For more than ten years Joseph Zucker has been making paintings by affixing paint-saturated cotton balls to stretched canvas. The earliest of these works were made in mosaic fashion, with each cotton ball forming a discrete unit. In the mid seventies, he altered the process somewhat by stretching the balls into shapes which fit in and around one another. Critics have observed that in Zucker's process the cotton ball is both brush and brushstroke.
When the opportunity arose to work at San Francisco's Institute for Experimental Printmaking, Zucker recognized it as a chance to extend his image-making process into a new medium. The workshop, founded by Garner Tullis eight years ago and now directed by Ann Tullis, specializes in cast-paper prints made from paper pulp. The method of constructing the prints is tailored to meet the particular needs of each artist who comes there to work.
The transition from working with cotton balls on canvas to working with cotton fiber-based paper pulp on sheets of handmade paper was very natural for Zucker. He submitted a simple drawing of a candle in a candlestick to the workshop which was silkscreened onto the paper specially made for the prints. (This is the only actual printing that occurred during the entire process.) Next, over thirty buckets of paper pulp we prepared, each colored with a different fabric dye. The pulp was then mixed with glue so that it would adhere to the paper support. At this point, Zucker took over the fabrication, dipping into the tubs with his hands and molding the wet, malleable substance onto the surface of the sheets of heavy paper. Zucker's method of manipulating the pulp on the paper relates remarkably closely to the way he creates his cotton on canvas paintings.
Zucker made thirty-six prints in all, each composed of six to ten colors. The edition is comprised of twelve color-related sets of three. One from each color set is shown in MATRIX 41. Since no two prints are exactly alike, it is more accurate to think of the prints as a series than as an edition, as the latter term implies multiple, identical units.
According to Zucker, the candle image (first used in paintings from 1973-74) is a metaphor for a pre-electric world where handcraft was still the predominant form of manufacture. The image is drawn in a basic, cartoon-like style so that its identity is maintained amid the dense texture and bold color. There is, however, an intentional play between the real and the abstract; the image tends to dissolve into abstract color areas as the viewer moves closer to the print.
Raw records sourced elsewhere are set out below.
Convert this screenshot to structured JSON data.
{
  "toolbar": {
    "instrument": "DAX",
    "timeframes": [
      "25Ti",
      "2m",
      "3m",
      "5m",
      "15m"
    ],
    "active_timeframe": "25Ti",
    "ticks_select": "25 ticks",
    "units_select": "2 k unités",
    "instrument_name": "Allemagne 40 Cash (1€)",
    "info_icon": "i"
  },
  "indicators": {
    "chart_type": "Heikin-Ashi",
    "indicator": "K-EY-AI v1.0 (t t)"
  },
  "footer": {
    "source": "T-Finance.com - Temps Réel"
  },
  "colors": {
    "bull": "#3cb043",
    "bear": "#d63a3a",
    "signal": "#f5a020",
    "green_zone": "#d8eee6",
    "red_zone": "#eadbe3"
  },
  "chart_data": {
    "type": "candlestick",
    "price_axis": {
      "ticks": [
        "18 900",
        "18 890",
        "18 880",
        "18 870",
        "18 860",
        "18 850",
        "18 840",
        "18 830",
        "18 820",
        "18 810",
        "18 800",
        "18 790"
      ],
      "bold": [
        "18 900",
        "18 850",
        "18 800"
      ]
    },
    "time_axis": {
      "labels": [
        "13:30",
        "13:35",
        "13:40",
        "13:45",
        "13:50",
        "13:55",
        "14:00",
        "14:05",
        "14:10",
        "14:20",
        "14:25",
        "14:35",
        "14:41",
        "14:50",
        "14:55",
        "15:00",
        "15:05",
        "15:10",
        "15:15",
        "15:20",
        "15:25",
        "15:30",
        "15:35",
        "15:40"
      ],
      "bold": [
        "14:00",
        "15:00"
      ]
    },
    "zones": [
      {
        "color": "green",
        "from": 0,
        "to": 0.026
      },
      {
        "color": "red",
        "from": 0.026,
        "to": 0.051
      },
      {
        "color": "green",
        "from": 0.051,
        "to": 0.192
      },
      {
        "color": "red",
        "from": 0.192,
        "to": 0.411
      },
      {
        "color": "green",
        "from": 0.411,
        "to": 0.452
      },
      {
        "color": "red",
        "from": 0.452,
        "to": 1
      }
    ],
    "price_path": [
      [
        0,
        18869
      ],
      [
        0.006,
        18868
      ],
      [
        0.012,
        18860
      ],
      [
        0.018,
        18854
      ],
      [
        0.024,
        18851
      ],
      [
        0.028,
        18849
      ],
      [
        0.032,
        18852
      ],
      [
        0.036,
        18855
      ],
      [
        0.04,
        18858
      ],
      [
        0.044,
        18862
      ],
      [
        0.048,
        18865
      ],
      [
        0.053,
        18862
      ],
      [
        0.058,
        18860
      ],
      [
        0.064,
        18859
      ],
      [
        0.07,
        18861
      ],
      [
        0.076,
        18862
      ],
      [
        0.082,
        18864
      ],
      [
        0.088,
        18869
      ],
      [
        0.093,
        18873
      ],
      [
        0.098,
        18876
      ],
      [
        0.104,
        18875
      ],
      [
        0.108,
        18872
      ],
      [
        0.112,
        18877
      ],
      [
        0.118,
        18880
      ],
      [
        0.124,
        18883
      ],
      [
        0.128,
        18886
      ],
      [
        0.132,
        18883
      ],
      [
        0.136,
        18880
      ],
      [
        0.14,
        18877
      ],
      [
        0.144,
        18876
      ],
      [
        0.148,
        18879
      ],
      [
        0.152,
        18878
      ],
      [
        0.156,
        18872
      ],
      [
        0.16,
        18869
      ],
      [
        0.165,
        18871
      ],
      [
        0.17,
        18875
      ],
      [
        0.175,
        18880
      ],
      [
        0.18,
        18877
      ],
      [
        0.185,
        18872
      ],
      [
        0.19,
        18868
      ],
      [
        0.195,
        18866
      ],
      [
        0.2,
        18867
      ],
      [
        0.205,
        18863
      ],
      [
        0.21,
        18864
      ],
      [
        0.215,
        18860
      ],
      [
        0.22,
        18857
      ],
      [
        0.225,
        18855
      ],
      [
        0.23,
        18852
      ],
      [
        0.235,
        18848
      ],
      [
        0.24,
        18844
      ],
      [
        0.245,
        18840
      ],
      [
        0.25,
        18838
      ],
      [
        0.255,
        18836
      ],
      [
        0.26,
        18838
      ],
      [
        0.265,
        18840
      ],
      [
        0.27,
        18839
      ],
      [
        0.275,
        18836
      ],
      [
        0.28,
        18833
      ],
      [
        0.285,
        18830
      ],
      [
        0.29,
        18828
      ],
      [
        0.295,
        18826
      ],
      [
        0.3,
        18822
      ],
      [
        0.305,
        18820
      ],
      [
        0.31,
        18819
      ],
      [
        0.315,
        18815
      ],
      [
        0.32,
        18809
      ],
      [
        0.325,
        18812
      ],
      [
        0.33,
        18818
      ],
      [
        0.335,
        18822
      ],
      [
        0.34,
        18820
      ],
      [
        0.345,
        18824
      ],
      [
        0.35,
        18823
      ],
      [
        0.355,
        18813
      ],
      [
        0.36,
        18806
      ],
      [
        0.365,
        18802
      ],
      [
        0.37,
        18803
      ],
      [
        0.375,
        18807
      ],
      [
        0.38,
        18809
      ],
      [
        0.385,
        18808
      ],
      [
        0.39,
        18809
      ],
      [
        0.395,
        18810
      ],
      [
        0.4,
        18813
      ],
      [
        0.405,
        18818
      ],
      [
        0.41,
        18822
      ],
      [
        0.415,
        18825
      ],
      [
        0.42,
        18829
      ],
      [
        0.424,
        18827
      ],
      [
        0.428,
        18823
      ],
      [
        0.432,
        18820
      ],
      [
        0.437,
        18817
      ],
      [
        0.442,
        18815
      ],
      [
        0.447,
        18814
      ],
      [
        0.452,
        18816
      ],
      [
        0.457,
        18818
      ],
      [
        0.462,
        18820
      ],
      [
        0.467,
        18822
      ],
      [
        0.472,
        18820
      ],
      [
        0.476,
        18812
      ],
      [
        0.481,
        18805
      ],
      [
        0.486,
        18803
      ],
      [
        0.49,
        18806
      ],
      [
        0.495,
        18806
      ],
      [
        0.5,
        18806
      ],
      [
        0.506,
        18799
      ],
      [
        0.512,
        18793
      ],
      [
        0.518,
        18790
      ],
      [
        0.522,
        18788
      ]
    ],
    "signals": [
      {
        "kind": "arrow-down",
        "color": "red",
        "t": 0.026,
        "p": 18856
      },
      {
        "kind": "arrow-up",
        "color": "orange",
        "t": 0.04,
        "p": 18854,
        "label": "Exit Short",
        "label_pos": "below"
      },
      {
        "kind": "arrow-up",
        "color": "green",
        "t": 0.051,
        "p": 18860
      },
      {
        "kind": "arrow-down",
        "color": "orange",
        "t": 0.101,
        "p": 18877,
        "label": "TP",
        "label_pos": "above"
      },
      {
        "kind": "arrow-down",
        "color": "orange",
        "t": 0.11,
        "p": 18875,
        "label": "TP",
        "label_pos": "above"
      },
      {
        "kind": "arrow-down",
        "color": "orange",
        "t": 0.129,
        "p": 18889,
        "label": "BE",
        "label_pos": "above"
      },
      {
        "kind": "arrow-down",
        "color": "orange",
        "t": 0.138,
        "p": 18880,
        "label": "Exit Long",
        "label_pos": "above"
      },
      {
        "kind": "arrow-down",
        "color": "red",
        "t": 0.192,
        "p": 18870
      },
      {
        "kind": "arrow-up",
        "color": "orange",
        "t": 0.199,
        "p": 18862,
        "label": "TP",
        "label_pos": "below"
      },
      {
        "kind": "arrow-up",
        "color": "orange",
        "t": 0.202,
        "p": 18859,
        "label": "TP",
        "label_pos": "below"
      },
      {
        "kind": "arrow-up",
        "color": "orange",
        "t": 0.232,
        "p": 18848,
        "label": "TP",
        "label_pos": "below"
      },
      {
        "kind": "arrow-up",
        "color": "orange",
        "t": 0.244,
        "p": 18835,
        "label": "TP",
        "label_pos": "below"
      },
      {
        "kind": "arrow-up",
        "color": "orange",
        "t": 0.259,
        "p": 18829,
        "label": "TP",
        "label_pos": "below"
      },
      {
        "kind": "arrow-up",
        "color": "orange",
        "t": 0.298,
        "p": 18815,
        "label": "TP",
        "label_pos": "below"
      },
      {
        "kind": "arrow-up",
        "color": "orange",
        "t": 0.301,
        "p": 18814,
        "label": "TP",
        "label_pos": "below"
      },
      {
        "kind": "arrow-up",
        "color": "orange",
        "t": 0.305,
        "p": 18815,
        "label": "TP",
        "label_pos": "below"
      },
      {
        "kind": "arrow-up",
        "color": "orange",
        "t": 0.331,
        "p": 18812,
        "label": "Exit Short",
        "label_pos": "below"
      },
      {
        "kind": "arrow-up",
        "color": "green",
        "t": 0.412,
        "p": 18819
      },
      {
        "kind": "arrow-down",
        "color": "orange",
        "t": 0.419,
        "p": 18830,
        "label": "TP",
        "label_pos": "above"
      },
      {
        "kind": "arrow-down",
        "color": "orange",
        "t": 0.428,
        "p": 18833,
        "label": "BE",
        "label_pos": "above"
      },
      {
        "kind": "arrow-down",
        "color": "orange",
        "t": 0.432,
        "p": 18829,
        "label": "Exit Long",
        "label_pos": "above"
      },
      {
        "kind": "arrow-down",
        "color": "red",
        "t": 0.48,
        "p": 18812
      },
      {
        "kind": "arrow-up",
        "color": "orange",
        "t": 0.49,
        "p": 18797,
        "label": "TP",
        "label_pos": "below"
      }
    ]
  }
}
High-key, even gaudy, color has been a consistent characteristic of Zucker's work since he began working with cotton. He found that the fabric dyes used to tint the paper pulp were able to yield colors as intense as those that appear in his paintings. The bright color, together with the prosaic subject matter, evokes an amusement part sensibility-a world of cotton candy, colored popcorn, and cheap souvenirs. In his work, Zucker ignores the traditional distinction made between fine and popular art, a distinction he finds both artificial and limiting.
When Zucker began to show his work in New York in the late sixties, it had a radically different look from predominant art-world styles of the time. Minimal painters, whose work relied on a reduced number of elements and a limited palette, were widely recognized. Other artists, who were known as Conceptualists, devoided themselves of the necessity to make objects at all, asserting that the idea was of primary importance. Zucker did not feel comfortable with either position and chose to use representational subject matter in the form of brightly colored, commonplace objects and scenes. By the mid seventies it became apparent that other artists were also reintroducing recognizable imagery into their paintings. These artists, which included Neil Jenney and Susan Rothenberg (see MATRIX 3) among others, share certain attitudes such as the use of disjointed, isolated images simply, even crudely, drawn. The notion of Decor- ative painting gained currency in the seventies, and Zucker is often associated with the painters of this group as well. Like Zucker, many of the Decorative painters use highly saturated color and exaggerated texture in an unabashed celebration of the oft-maligned ornamental function of art.
Without denying the joyous, humorous, or even the kitsch quality of his work, Zucker asserts that formal considerations are equally significant. He constructs his pictures in a highly disciplined and complex manner which requires simultaneous manipulation of color, material, form and image.
It is, indeed, the artist's sophisticated knowledge of abstract picture-making utilized in the creation of his work which gives enduring, as well as immediate, pleasure to the viewer. Zucker currently works and lives in New York, where he is represented by the Holly Solomon Gallery. He was born and educated in Chicago, receiving his B.F.A. (1964) and M.F.A. (1966) degrees from The Art Institute of Chicago. The prints on view were published by Pace Editions Inc., New York.